“The Amazon Prime model” is  a great example of this. Imagine a B2C business with a website supporting customer accounts. They have a new membership tariff offering new options to their customers, all of whom they’d like to move over to it – good luck fictional business! Using this nudge technique as the Amazon website has, the business could place the option the user is expecting to see (for example the checkout button), in an less logical place, putting in its place a “try out our new plan” button.

You see nudges are everywhere, and you’re likely already using them in your marketing and general digital offering. However, giving some thought to ways in which you could harness the power of the three main techniques could not only spark some new ideas, but help improve your current approach to certain tasks amongst your marketing mix.

If we can help you with any area of your marketing, don’t hesitate to get in touch with us via the form below, or call 0113 477 1210. We’re happy to help.

Interested in speaking to The Optimists?

Right from the beginning of our time working with The Marketing Optimist, they’ve taken the time and effort to get to understand Sharp Consultancy as a business and not just a client. We’ve seen a huge increase in the effectiveness of our social media strategy, particularly on Linkedin and we’re delighted with the impact it’s had on the business.

Jamie Caulfield

Regional Director, Sharp Consultancy

It was a pleasure to work with The Marketing Optimist on this project. It felt like a true collaborative effort on the day and they made the interviewee's feel at ease whilst talking about their journey on our RISE programme. The final video was professional and engaging, we have received great feedback around the quality and creativity of the case study. Including the video in our presentation made it come to life, with real humans sharing their stories, so thank you to the Marketing Optimist!

Hannah Prole

Impact Manager, Better Connect Limited

Case Studies


Marketing for Local Government

Moresby Hall Hotel

Hotel Rebranding

Sharp Consultancy

B2B Social Media for recruitment

The Edit LDN

Managing advanced eCommerce SEO

Better Connect

Digital PR and video production for events

Tango Networks

Marketing support for a global telecoms business

You may also like…

Using Generative AI is not a competitive advantage

Using Generative AI is not a competitive advantage

It's controversial but I firmly think that using AI is not a competitive advantage.
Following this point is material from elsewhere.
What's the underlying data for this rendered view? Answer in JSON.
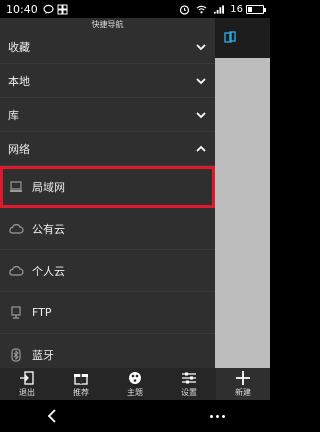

I'm talking particularly about Generative AI such as ChatGTP, Midjourney and similar platforms that churn out creative copy, images and even video based on prompts. In this talk I gave...

SEO Manager – Remote/Hybrid
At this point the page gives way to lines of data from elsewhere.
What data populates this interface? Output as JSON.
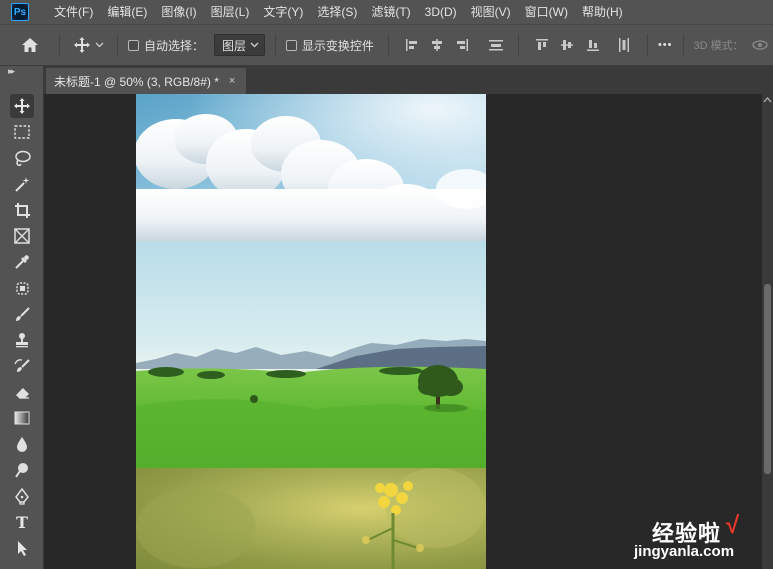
{
  "app": {
    "logo_text": "Ps",
    "brand_color": "#31a8ff"
  },
  "menu": {
    "items": [
      {
        "label": "文件(F)"
      },
      {
        "label": "编辑(E)"
      },
      {
        "label": "图像(I)"
      },
      {
        "label": "图层(L)"
      },
      {
        "label": "文字(Y)"
      },
      {
        "label": "选择(S)"
      },
      {
        "label": "滤镜(T)"
      },
      {
        "label": "3D(D)"
      },
      {
        "label": "视图(V)"
      },
      {
        "label": "窗口(W)"
      },
      {
        "label": "帮助(H)"
      }
    ]
  },
  "options": {
    "home_icon": "home-icon",
    "move_icon": "move-tool-icon",
    "auto_select_label": "自动选择：",
    "auto_select_checked": false,
    "layer_select_value": "图层",
    "show_transform_label": "显示变换控件",
    "show_transform_checked": false,
    "more_label": "•••",
    "mode_3d_label": "3D 模式："
  },
  "document": {
    "tab_title": "未标题-1 @ 50% (3, RGB/8#) *",
    "close_label": "×"
  },
  "toolbox": {
    "tools": [
      {
        "name": "move-tool-icon"
      },
      {
        "name": "rectangular-marquee-icon"
      },
      {
        "name": "lasso-icon"
      },
      {
        "name": "magic-wand-icon"
      },
      {
        "name": "crop-icon"
      },
      {
        "name": "frame-icon"
      },
      {
        "name": "eyedropper-icon"
      },
      {
        "name": "spot-healing-icon"
      },
      {
        "name": "brush-icon"
      },
      {
        "name": "clone-stamp-icon"
      },
      {
        "name": "history-brush-icon"
      },
      {
        "name": "eraser-icon"
      },
      {
        "name": "gradient-icon"
      },
      {
        "name": "blur-icon"
      },
      {
        "name": "dodge-icon"
      },
      {
        "name": "pen-icon"
      },
      {
        "name": "type-tool-icon",
        "label": "T"
      },
      {
        "name": "path-selection-icon"
      }
    ]
  },
  "watermark": {
    "title": "经验啦",
    "check": "√",
    "url": "jingyanla.com"
  }
}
SEO Manager – Remote/Hybrid

We’re looking for an SEO Manager to join The Marketing Optimist. We’re growing fast and we’re looking to add a Search Engine Optimisation marketer who wants to expand their existing strategic marketing skills on some really interesting and diverse clients. You’ll need...

Here comes another Google Core Update

Here comes another Google Core Update

Google Core Updates come in waves. Each time one is announced, the SEO internet goes crazy. Rumours swirl around about how the changes will affect how websites rank. SEO’s on Twitter (sorry X), LinkedIn and now TikTok will begin sharing charts and graphs showing how...

Get to the Point 4th Edition

Get to the Point 4th Edition

While most people are slowing down, The Marketing Optimist are gearing up for 2024. So we are really pleased to announce the 4th Edition of Get to the Point will be held on 19th March Santander Work Cafe, Leeds! If you’ve not come across Get to the Point before, there...

Get to the Point Leeds Digital Festival 2023

Get to the Point Leeds Digital Festival 2023

In our second year of running Get to the Point at Leeds Digital Festival, we decided to step up our game a little and move to the offices of Glean at Leeds Dock. With improved tech and lovely surroundings, we brought nine great speakers to this year's Get to the...

The biggest trend in SEO

The biggest trend in SEO

The future of SEO is always a mystery, and those who try and predict how it’ll change are certain to be proved wrong. Regardless, I’m going to stick my neck out, and hope I’m wrong in my predictions. AI Generated content is going to be the biggest trend in SEO...